▶ WORK ITEM: Take every record and write it out again exactly, with no images included.

▶ THE RECORDS:

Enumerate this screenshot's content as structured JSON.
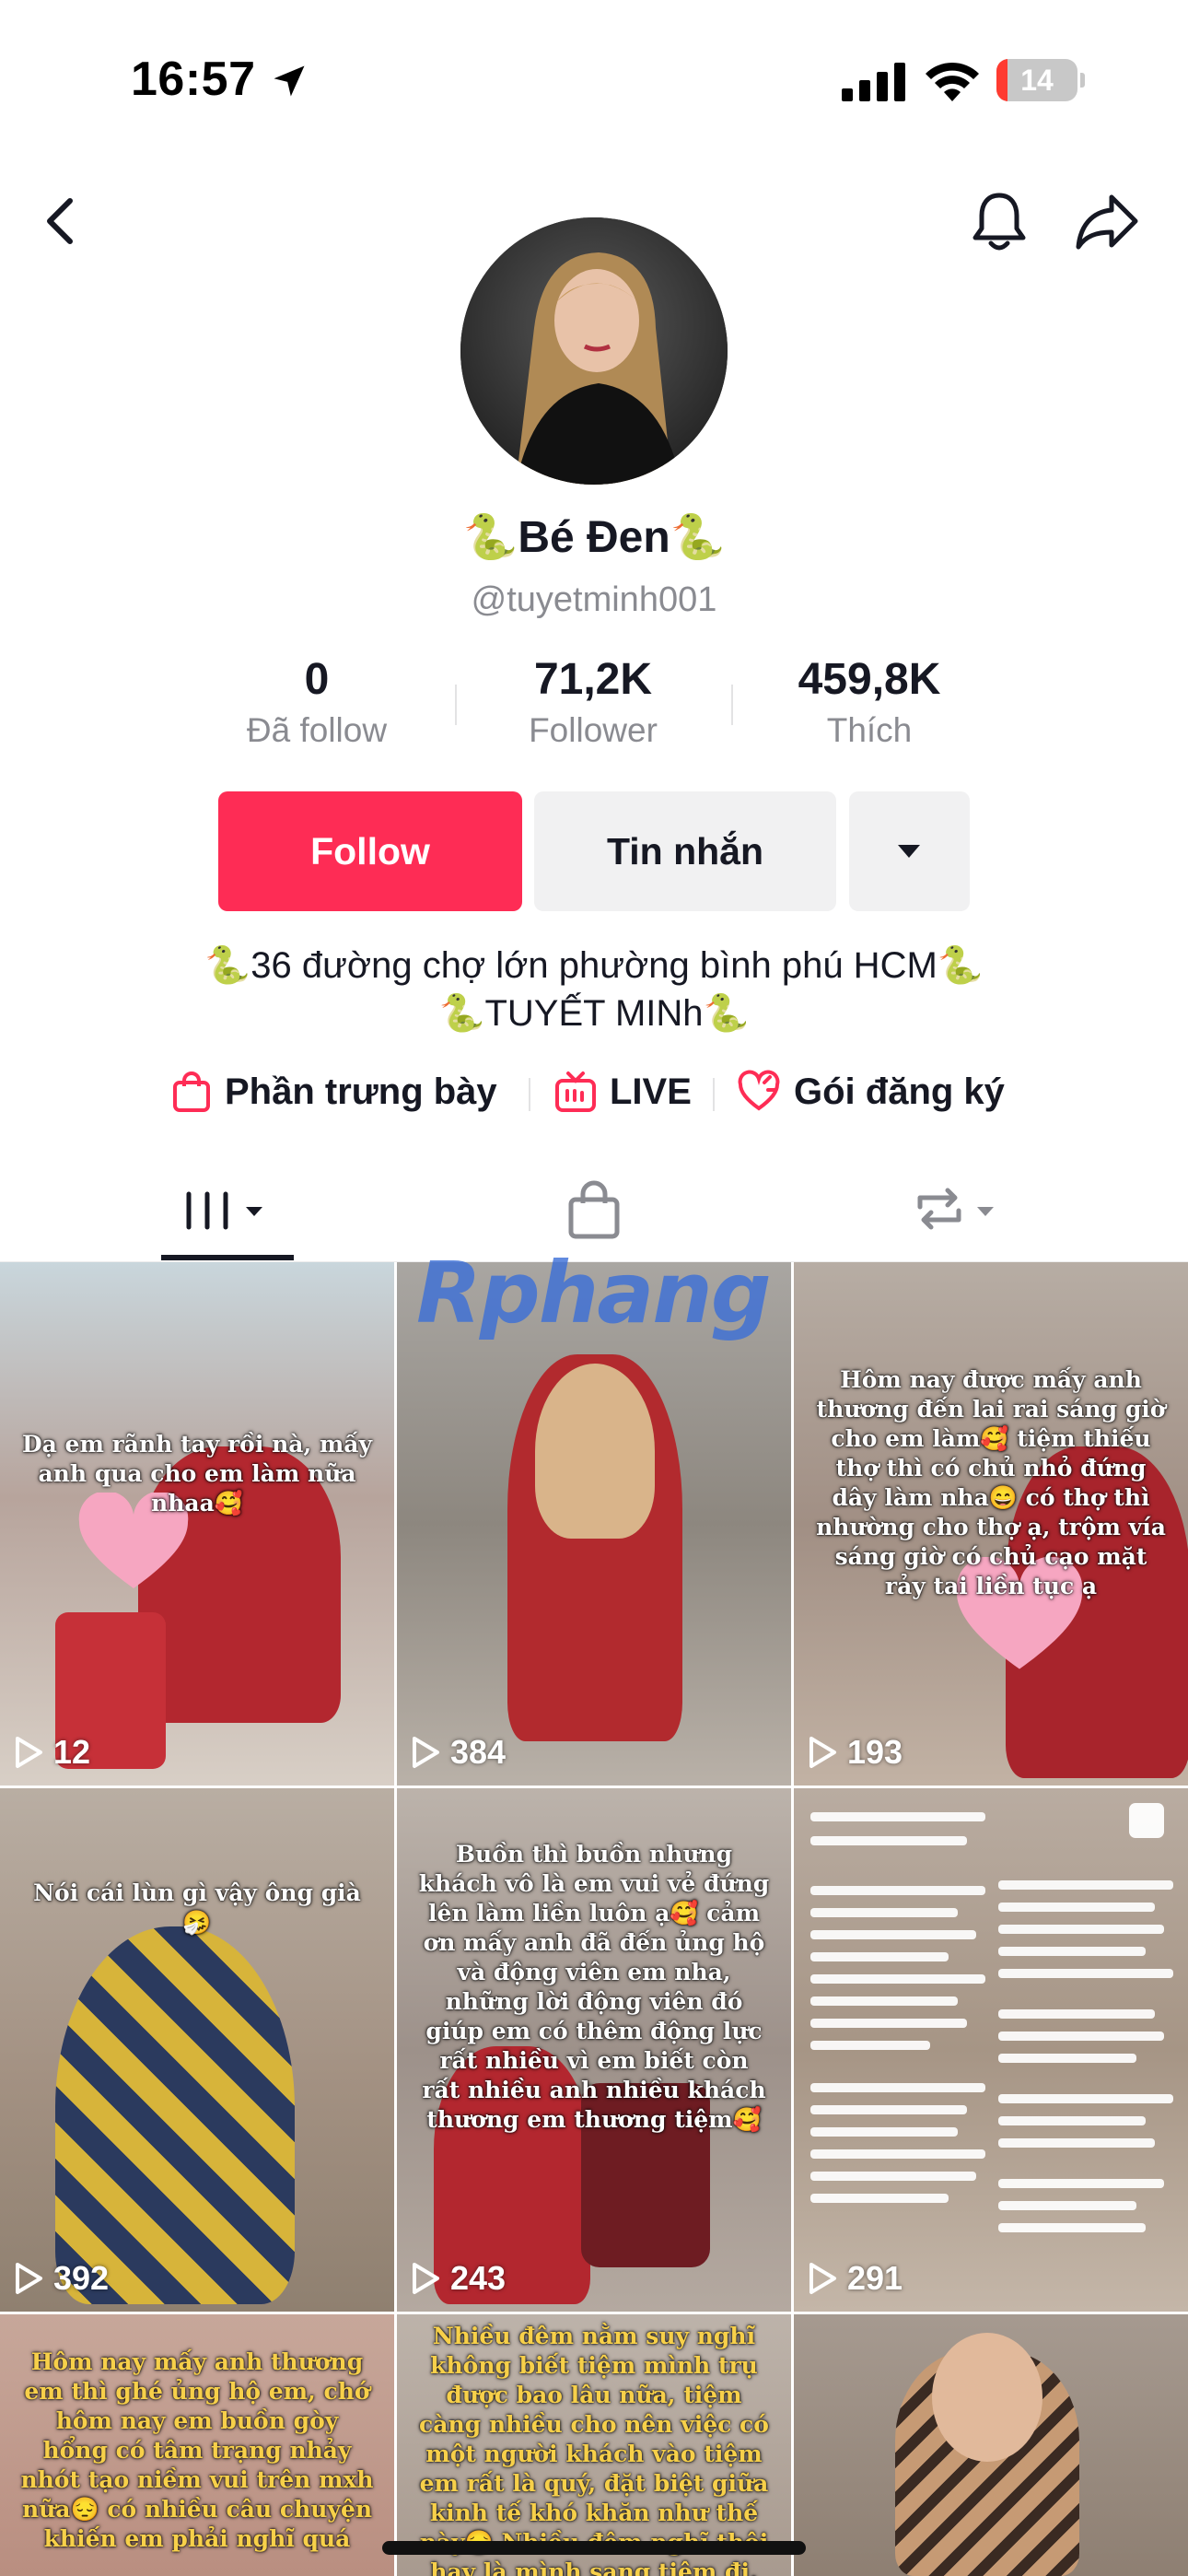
{
  "status_bar": {
    "time": "16:57",
    "battery_level": "14",
    "battery_fraction": 0.14,
    "icons": [
      "location-arrow-icon",
      "cellular-signal-icon",
      "wifi-icon",
      "battery-icon"
    ]
  },
  "nav": {
    "icons": [
      "back-chevron-icon",
      "bell-icon",
      "share-icon"
    ]
  },
  "profile": {
    "display_name": "🐍Bé Đen🐍",
    "username": "@tuyetminh001",
    "stats": [
      {
        "value": "0",
        "label": "Đã follow"
      },
      {
        "value": "71,2K",
        "label": "Follower"
      },
      {
        "value": "459,8K",
        "label": "Thích"
      }
    ],
    "buttons": {
      "follow": "Follow",
      "message": "Tin nhắn"
    },
    "bio_lines": [
      "🐍36 đường chợ lớn phường bình phú HCM🐍",
      "🐍TUYẾT MINh🐍"
    ],
    "links": [
      {
        "label": "Phần trưng bày",
        "icon": "shopping-bag-icon"
      },
      {
        "label": "LIVE",
        "icon": "live-tv-icon"
      },
      {
        "label": "Gói đăng ký",
        "icon": "subscription-icon"
      }
    ]
  },
  "tabs": [
    {
      "name": "videos",
      "icon": "grid-lines-icon",
      "active": true
    },
    {
      "name": "shop",
      "icon": "bag-icon",
      "active": false
    },
    {
      "name": "reposts",
      "icon": "repost-icon",
      "active": false
    }
  ],
  "watermark": "Rphang",
  "videos": [
    {
      "caption": "Dạ em rãnh tay rồi nà, mấy anh qua cho em làm nữa nhaa🥰",
      "views": "12"
    },
    {
      "caption": "",
      "views": "384"
    },
    {
      "caption": "Hôm nay được mấy anh thương đến lai rai sáng giờ cho em làm🥰 tiệm thiếu thợ thì có chủ nhỏ đứng dây làm nha😄 có thợ thì nhường cho thợ ạ, trộm vía sáng giờ có chủ cạo mặt rảy tai liền tục ạ",
      "views": "193"
    },
    {
      "caption": "Nói cái lùn gì vậy ông già🤧",
      "views": "392"
    },
    {
      "caption": "Buồn thì buồn nhưng khách vô là em vui vẻ đứng lên làm liền luôn ạ🥰 cảm ơn mấy anh đã đến ủng hộ và động viên em nha, những lời động viên đó giúp em có thêm động lực rất nhiều vì em biết còn rất nhiều anh nhiều khách thương em thương tiệm🥰",
      "views": "243"
    },
    {
      "caption": "",
      "views": "291"
    },
    {
      "caption": "Hôm nay mấy anh thương em thì ghé ủng hộ em, chớ hôm nay em buồn gòy hổng có tâm trạng nhảy nhót tạo niềm vui trên mxh nữa😔 có nhiều câu chuyện khiến em phải nghĩ quá",
      "views": ""
    },
    {
      "caption": "Nhiều đêm nằm suy nghĩ không biết tiệm mình trụ được bao lâu nữa, tiệm càng nhiều cho nên việc có một người khách vào tiệm em rất là quý, đặt biệt giữa kinh tế khó khăn như thế này😔 Nhiều đêm nghĩ thôi hay là mình sang tiệm đi, đi làm",
      "views": ""
    },
    {
      "caption": "",
      "views": ""
    }
  ],
  "colors": {
    "accent": "#fe2c55",
    "text_primary": "#161823",
    "text_secondary": "#8a8b91",
    "button_secondary": "#f1f1f2"
  }
}
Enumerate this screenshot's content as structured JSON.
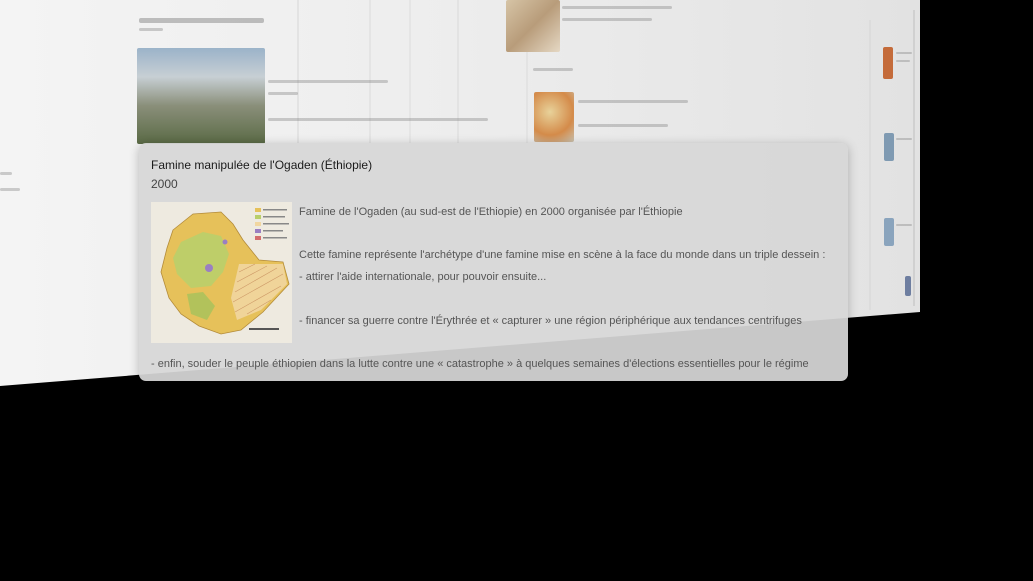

▶ EXPECTED ANSWER:
Enumerate this screenshot's content as structured JSON.
{
  "status_bar": {
    "time": "16:57",
    "battery_level": "14",
    "battery_fraction": 0.14,
    "icons": [
      "location-arrow-icon",
      "cellular-signal-icon",
      "wifi-icon",
      "battery-icon"
    ]
  },
  "nav": {
    "icons": [
      "back-chevron-icon",
      "bell-icon",
      "share-icon"
    ]
  },
  "profile": {
    "display_name": "🐍Bé Đen🐍",
    "username": "@tuyetminh001",
    "stats": [
      {
        "value": "0",
        "label": "Đã follow"
      },
      {
        "value": "71,2K",
        "label": "Follower"
      },
      {
        "value": "459,8K",
        "label": "Thích"
      }
    ],
    "buttons": {
      "follow": "Follow",
      "message": "Tin nhắn"
    },
    "bio_lines": [
      "🐍36 đường chợ lớn phường bình phú HCM🐍",
      "🐍TUYẾT MINh🐍"
    ],
    "links": [
      {
        "label": "Phần trưng bày",
        "icon": "shopping-bag-icon"
      },
      {
        "label": "LIVE",
        "icon": "live-tv-icon"
      },
      {
        "label": "Gói đăng ký",
        "icon": "subscription-icon"
      }
    ]
  },
  "tabs": [
    {
      "name": "videos",
      "icon": "grid-lines-icon",
      "active": true
    },
    {
      "name": "shop",
      "icon": "bag-icon",
      "active": false
    },
    {
      "name": "reposts",
      "icon": "repost-icon",
      "active": false
    }
  ],
  "watermark": "Rphang",
  "videos": [
    {
      "caption": "Dạ em rãnh tay rồi nà, mấy anh qua cho em làm nữa nhaa🥰",
      "views": "12"
    },
    {
      "caption": "",
      "views": "384"
    },
    {
      "caption": "Hôm nay được mấy anh thương đến lai rai sáng giờ cho em làm🥰 tiệm thiếu thợ thì có chủ nhỏ đứng dây làm nha😄 có thợ thì nhường cho thợ ạ, trộm vía sáng giờ có chủ cạo mặt rảy tai liền tục ạ",
      "views": "193"
    },
    {
      "caption": "Nói cái lùn gì vậy ông già🤧",
      "views": "392"
    },
    {
      "caption": "Buồn thì buồn nhưng khách vô là em vui vẻ đứng lên làm liền luôn ạ🥰 cảm ơn mấy anh đã đến ủng hộ và động viên em nha, những lời động viên đó giúp em có thêm động lực rất nhiều vì em biết còn rất nhiều anh nhiều khách thương em thương tiệm🥰",
      "views": "243"
    },
    {
      "caption": "",
      "views": "291"
    },
    {
      "caption": "Hôm nay mấy anh thương em thì ghé ủng hộ em, chớ hôm nay em buồn gòy hổng có tâm trạng nhảy nhót tạo niềm vui trên mxh nữa😔 có nhiều câu chuyện khiến em phải nghĩ quá",
      "views": ""
    },
    {
      "caption": "Nhiều đêm nằm suy nghĩ không biết tiệm mình trụ được bao lâu nữa, tiệm càng nhiều cho nên việc có một người khách vào tiệm em rất là quý, đặt biệt giữa kinh tế khó khăn như thế này😔 Nhiều đêm nghĩ thôi hay là mình sang tiệm đi, đi làm",
      "views": ""
    },
    {
      "caption": "",
      "views": ""
    }
  ],
  "colors": {
    "accent": "#fe2c55",
    "text_primary": "#161823",
    "text_secondary": "#8a8b91",
    "button_secondary": "#f1f1f2"
  }
}
Enumerate this screenshot's content as structured JSON.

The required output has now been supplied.